In 2019, Western Michigan found itself in a pinch and asked Eskridge to play on defense in addition to his responsibilities on offense and special teams.
“I was literally playing both sides. I was doing 1-on-1s. I was doing offense. I was doing defense,” he said. “I was switching from white jerseys to black jerseys during team periods. It took a lot more work because I had to grind at two different positions. They are counterintuitive to each other really. I had great coaches that were pushing me and were willing to put in the extra work too. When you are learning corner, it is a big difference from running forwards to moving backwards. I had to break down a whole lot of tendencies, but I just credit it to people that were helping me and the work that I put in.”
Few players can play both sides of the ball and perform each at a high level.
“It just shows how versatile and dynamic I am really. I don’t feel like there is just one position that I can be great at. I feel like I can move around a lot and play at a high level. Playing corner taught me moreso about receiver than corner; just the ability to recognize how much of a disadvantage I was playing corner against some of the receivers, what could I do to make myself vulnerable and make myself get on my heels when a wide receiver does specific things. I took that to my game playing wide receiver. It made me more calm. I can recognize coverages a lot better. The speed of the game slowed down and now I am comfortable.”
Eskridge averaged over 20 yards per catch each of the past three seasons. In a condensed 2020 season, he caught 34 passes for 784 yards and eight touchdowns. A broken collarbone brought his junior season to an abrupt end.
“It was definitely difficult,” he said. “At the same time, I could say that is the best growth of my life during my injury. It was tough on me the first couple of weeks. I couldn’t really do anything. I had to have surgery. Once I was back moving and had a goal to attain, I learned a lot about myself. I accepted that I was more than a football player. If it was the end that day and I couldn’t play football again, I would accept that and be able to be successful with football and that just made football a lot more fun for me. I put a lot on the line out there and it helped me grow really.”

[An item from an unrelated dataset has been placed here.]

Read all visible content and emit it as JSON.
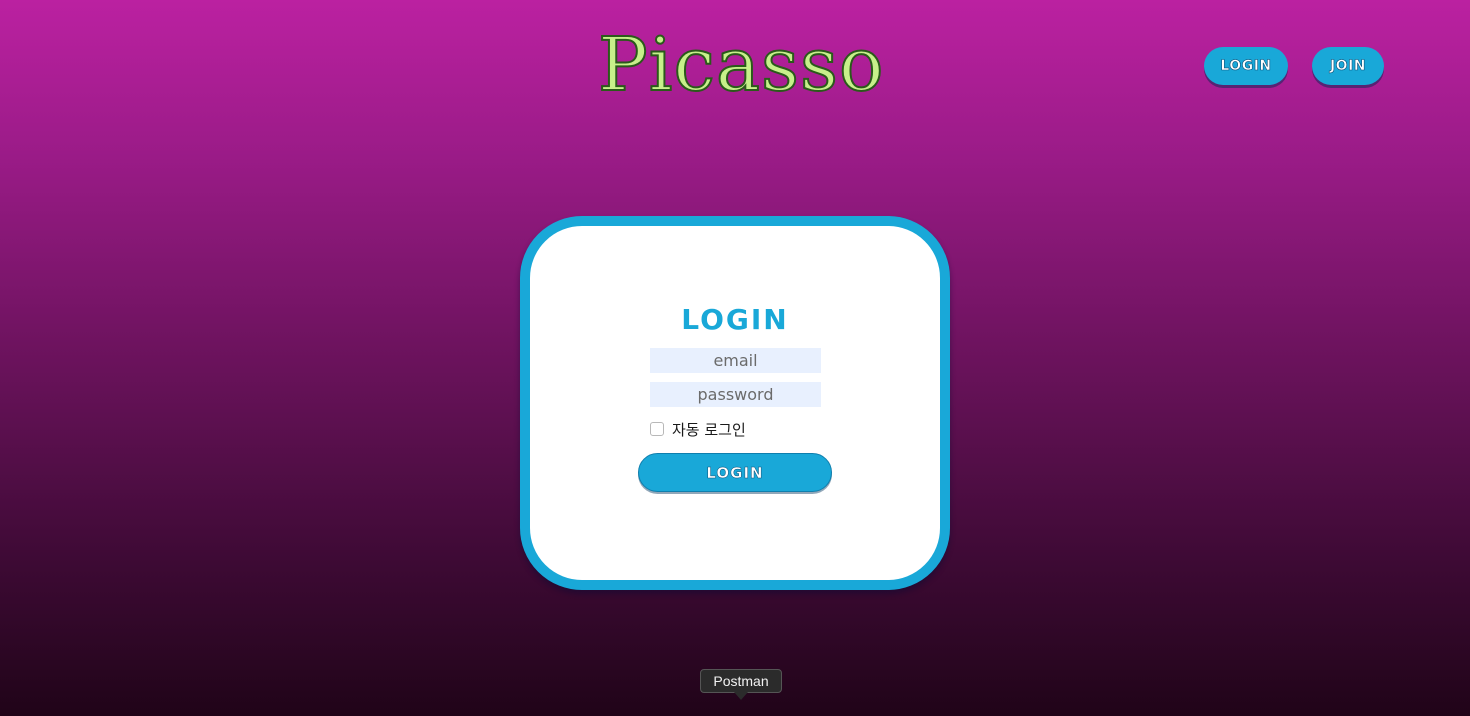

After returning from injury, he was greeted with a once in a lifetime global pandemic.
“Going into the quarantine, that was kind of crazy,” Eskridge said. “It was horrible timing coming off of that because I was ready to start the season and then they were shutting it down, bringing it back up and I just kept working. I knew the main goal. If I had to go into the draft that year without any film, I was willing to do that and I know that some team was going to get my best from me. It was just a lot of work and I am grateful for the whole process.”
During quarantine, he created memories with his friend and teammate — offensive tackle Jaylon Moore — that will not soon be forgotten.
“That’s my guy. He was my roommate for the last two or three years. He is a reflection of me,” Eskridge said of Moore, who also attended the Reese’s Senior Bowl. “We were the ones during quarantine making workouts out of nothing. We had a couple of weights and we were outside doing all kinds of stuff. He is just a reflection of me but in a bigger body.
“We had a curl board, medicine ball and stuff like that. I had Jaylon running like me. We were doing hills and stuff like that. I remember him not wanting to say anything to me because I wouldn’t let him get off the easy way. I took him through a lot of pain that year but it worked out for him.”